IFRS 15: Definition of a customer
Put simply, a customer is the party that purchases an entity’s goods or services. In many transactions, a customer is easily identifiable. However, where transactions involve multiple parties, it may be less clear which counterparties are customers of the selling company. For some arrangements, multiple parties could all be considered customers of the seller. However, for other arrangements, only some of the parties involved are considered as customers. Identification of performance obligations in a contract can also have a significant effect on the determination of which party is the entity’s customer.
Example — Identification of a customer
Co X provides internet-based advertising services to companies. As part of those services, X purchases banner-space on various websites from a selection of publishers. For certain contracts, X provides a sophisticated service of matching the ad placement with the pre-identified criteria of the advertising party (i.e., the customer). Additionally, X pre-purchases the banner-space from the publishers before it finds advertisers for that space. Assume that X appropriately concludes it is acting as the principal in these contracts. Accordingly, X identifies that its customer is the advertiser to whom it is providing services.
In other contracts, X simply matches advertisers with the publishers in its portfolio, but does not provide any sophisticated ad-targeting services or purchase the advertising space. Assume that X appropriately concludes it is acting as the agent in these contracts. Therefore, X identifies that its customer is the publisher to whom it is providing services.

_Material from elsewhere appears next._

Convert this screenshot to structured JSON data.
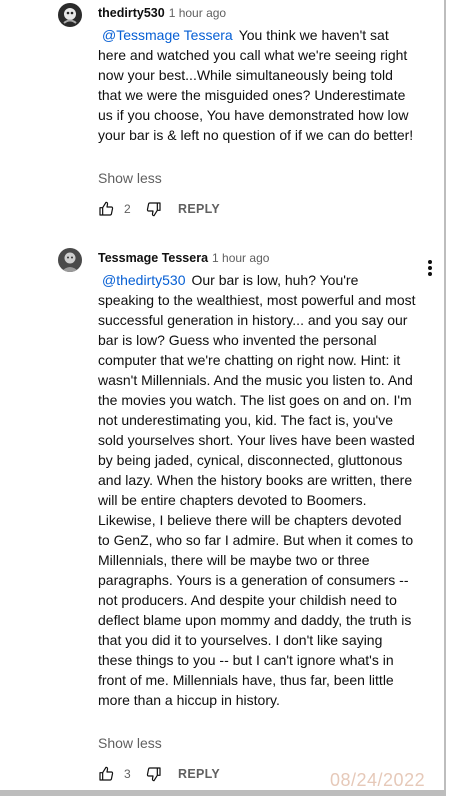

In several transactions, a counterparty may not always be a ‘customer’ of the entity. Instead, the counterparty may be a collaborator or partner that shares in the risks and benefits of developing a product to be marketed. For example, an arrangement wherein one party is responsible to perform research and development, while another party is responsible for marketing/commercialisation activities would not result into a vendor-customer relationship. Such agreements are common in the pharmaceutical, bio-technology, oil and gas, real estate and health care industries.

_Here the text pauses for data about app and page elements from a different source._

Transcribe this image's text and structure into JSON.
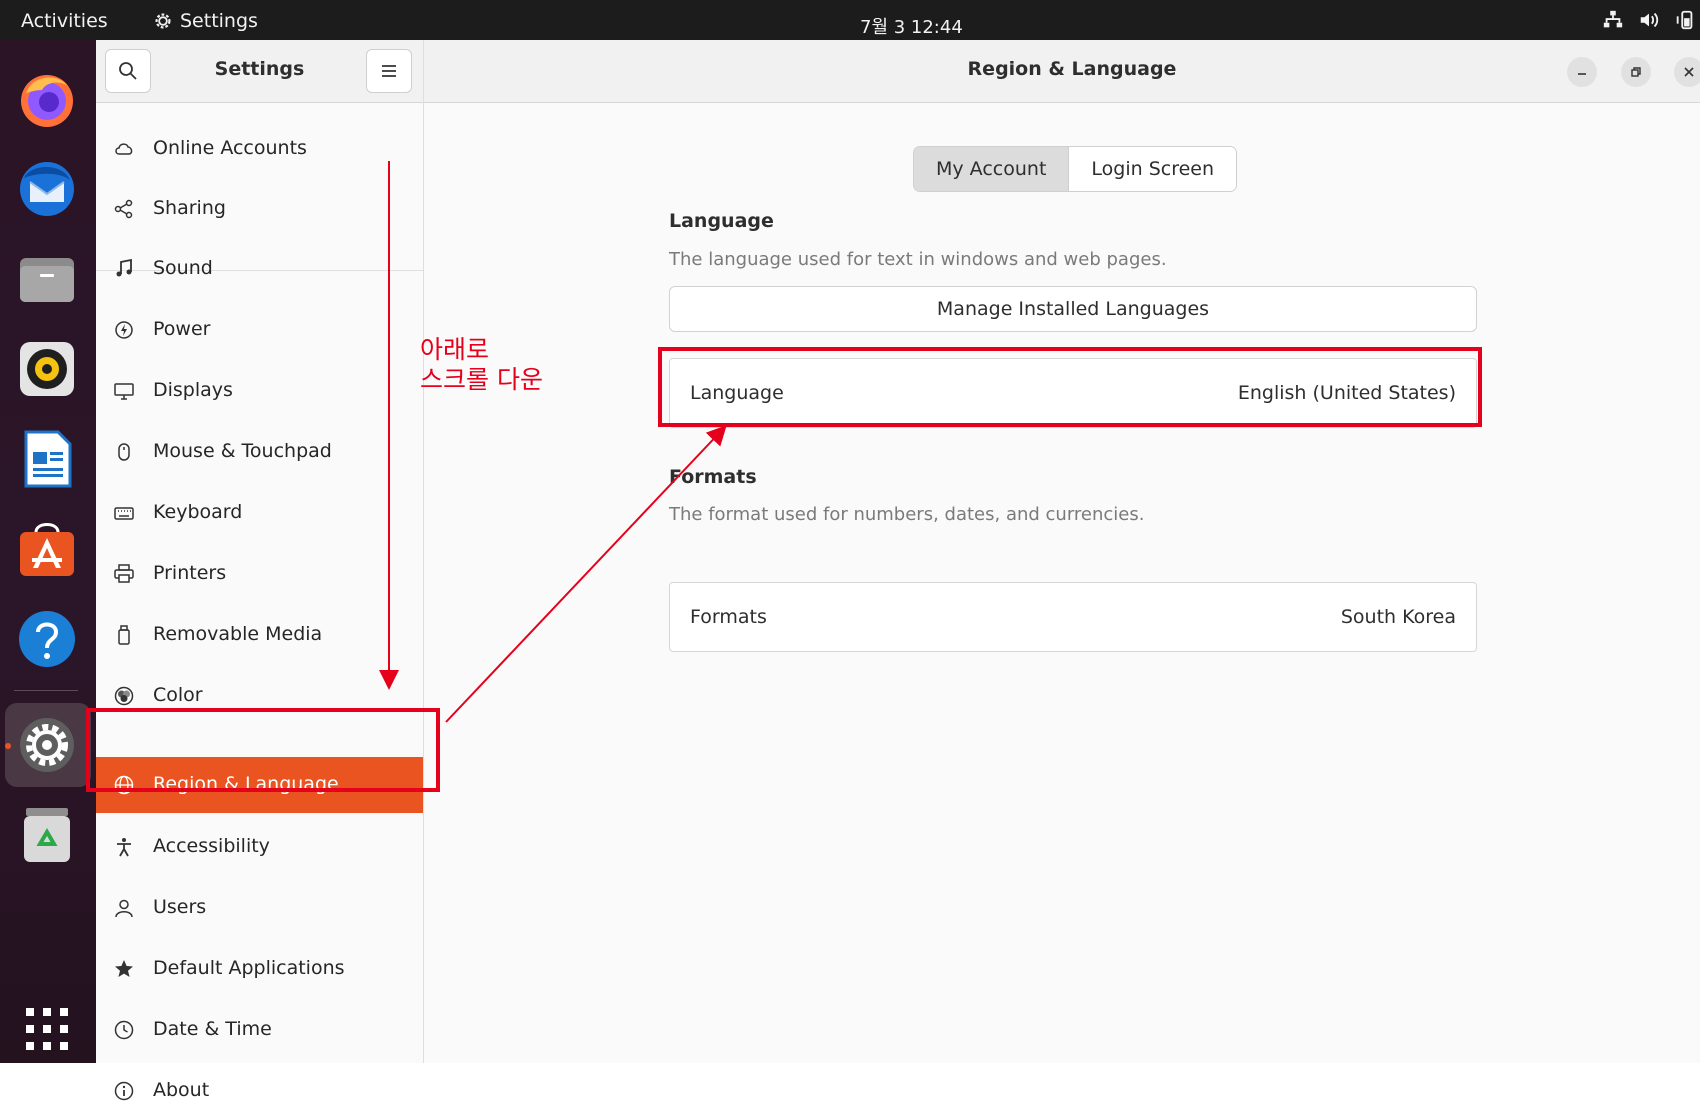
{
  "topbar": {
    "activities": "Activities",
    "app_name": "Settings",
    "clock": "7월 3 12:44"
  },
  "dock": {
    "apps": [
      "firefox-icon",
      "thunderbird-icon",
      "files-icon",
      "rhythmbox-icon",
      "writer-icon",
      "software-icon",
      "help-icon",
      "settings-icon",
      "trash-icon",
      "show-apps-icon"
    ]
  },
  "sidebar": {
    "title": "Settings",
    "items": [
      {
        "label": "Online Accounts",
        "icon": "cloud-icon"
      },
      {
        "label": "Sharing",
        "icon": "share-icon"
      },
      {
        "label": "Sound",
        "icon": "music-note-icon"
      },
      {
        "label": "Power",
        "icon": "power-icon"
      },
      {
        "label": "Displays",
        "icon": "display-icon"
      },
      {
        "label": "Mouse & Touchpad",
        "icon": "mouse-icon"
      },
      {
        "label": "Keyboard",
        "icon": "keyboard-icon"
      },
      {
        "label": "Printers",
        "icon": "printer-icon"
      },
      {
        "label": "Removable Media",
        "icon": "usb-icon"
      },
      {
        "label": "Color",
        "icon": "color-icon"
      },
      {
        "label": "Region & Language",
        "icon": "globe-icon",
        "active": true
      },
      {
        "label": "Accessibility",
        "icon": "accessibility-icon"
      },
      {
        "label": "Users",
        "icon": "users-icon"
      },
      {
        "label": "Default Applications",
        "icon": "star-icon"
      },
      {
        "label": "Date & Time",
        "icon": "clock-icon"
      },
      {
        "label": "About",
        "icon": "info-icon"
      }
    ]
  },
  "main": {
    "title": "Region & Language",
    "tabs": [
      {
        "label": "My Account",
        "selected": true
      },
      {
        "label": "Login Screen",
        "selected": false
      }
    ],
    "language": {
      "heading": "Language",
      "description": "The language used for text in windows and web pages.",
      "manage_button": "Manage Installed Languages",
      "row_label": "Language",
      "row_value": "English (United States)"
    },
    "formats": {
      "heading": "Formats",
      "description": "The format used for numbers, dates, and currencies.",
      "row_label": "Formats",
      "row_value": "South Korea"
    }
  },
  "annotation": {
    "line1": "아래로",
    "line2": "스크롤 다운",
    "color": "#e5001c"
  },
  "colors": {
    "accent": "#e95420",
    "topbar": "#1c1c1c",
    "dock": "#2a1426"
  }
}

However, depending on the facts and circumstances, these arrangements may also contain a vendor-customer relationship component. Such contracts can still be within the scope of IFRS 15, at least partially, if the collaborator or partner meets the definition of a customer for some, or all, aspects of the arrangement.
The parties to such arrangements need to consider all of the facts and circumstances to determine whether a vendor-customer relationship exists that is subject to the standard.
Interaction with other standards
Revenue from transactions or events that do not arise from a contract with a customer is not in the scope of IFRS 15 and should continue to be recognised in accordance with the other standards. Such transactions may include dividends, non-exchange transactions such as donations or contributions and change in the fair value of biological assets and the inventory of broker-traders.
Entities may also enter into transactions that are partially within the scope of IFRS 15 and partially within the scope of other standards, say, revenue transactions with an embedded lease or an embedded derivative. If the other standards specifies how to separate and/or initially measure one or more parts of the contract, then an entity will first apply the separation and/or measurement requirements in those standards. If the other standard does not specify how to separate and/or initially measure one or more parts of the contract, then the entity will apply IFRS 15 to separate and/or initially measure the part (or parts) of the contract